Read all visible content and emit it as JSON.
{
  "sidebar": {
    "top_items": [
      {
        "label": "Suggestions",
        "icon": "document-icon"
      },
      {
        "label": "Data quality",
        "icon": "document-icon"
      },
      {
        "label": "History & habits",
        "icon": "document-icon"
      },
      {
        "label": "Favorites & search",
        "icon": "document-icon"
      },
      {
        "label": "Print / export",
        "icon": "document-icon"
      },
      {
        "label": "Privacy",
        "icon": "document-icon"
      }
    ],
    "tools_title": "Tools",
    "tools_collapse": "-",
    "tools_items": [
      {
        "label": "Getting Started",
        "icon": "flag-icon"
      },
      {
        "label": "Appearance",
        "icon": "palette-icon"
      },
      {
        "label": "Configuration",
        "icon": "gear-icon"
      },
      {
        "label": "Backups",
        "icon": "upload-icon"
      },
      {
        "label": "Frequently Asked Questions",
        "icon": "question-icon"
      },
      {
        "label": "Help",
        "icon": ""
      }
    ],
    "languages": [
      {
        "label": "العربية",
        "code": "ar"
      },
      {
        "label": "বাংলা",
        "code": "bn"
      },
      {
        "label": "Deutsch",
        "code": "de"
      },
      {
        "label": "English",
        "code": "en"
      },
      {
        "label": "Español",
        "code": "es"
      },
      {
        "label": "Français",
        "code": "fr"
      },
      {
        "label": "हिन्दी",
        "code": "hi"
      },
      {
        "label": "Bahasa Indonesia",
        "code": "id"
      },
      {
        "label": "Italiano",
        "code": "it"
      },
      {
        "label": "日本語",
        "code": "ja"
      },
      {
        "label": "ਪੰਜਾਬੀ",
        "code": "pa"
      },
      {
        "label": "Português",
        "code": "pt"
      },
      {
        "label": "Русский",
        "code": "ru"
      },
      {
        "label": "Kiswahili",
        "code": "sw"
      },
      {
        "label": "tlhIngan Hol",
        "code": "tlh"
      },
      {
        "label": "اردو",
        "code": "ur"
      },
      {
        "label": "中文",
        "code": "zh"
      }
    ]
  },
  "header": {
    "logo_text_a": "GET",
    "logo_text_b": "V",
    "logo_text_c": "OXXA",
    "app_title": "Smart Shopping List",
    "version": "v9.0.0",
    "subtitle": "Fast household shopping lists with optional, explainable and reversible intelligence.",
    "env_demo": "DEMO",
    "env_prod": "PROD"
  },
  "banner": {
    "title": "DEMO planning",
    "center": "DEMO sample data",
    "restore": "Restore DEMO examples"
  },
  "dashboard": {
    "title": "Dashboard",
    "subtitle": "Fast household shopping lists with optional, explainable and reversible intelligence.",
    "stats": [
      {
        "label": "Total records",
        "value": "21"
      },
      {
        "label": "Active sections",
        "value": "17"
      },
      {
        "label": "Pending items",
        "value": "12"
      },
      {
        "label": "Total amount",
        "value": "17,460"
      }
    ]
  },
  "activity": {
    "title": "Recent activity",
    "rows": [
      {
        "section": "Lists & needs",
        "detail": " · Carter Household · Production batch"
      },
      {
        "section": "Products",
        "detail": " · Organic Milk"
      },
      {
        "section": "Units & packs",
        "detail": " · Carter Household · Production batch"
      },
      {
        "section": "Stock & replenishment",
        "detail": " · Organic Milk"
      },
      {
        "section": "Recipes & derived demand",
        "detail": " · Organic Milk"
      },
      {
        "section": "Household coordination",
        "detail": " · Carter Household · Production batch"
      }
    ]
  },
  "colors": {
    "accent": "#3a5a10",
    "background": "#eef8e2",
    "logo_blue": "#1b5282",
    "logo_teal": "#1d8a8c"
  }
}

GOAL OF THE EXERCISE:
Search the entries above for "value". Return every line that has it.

TASK OUTPUT:
        "value": "21"
        "value": "17"
        "value": "12"
        "value": "17,460"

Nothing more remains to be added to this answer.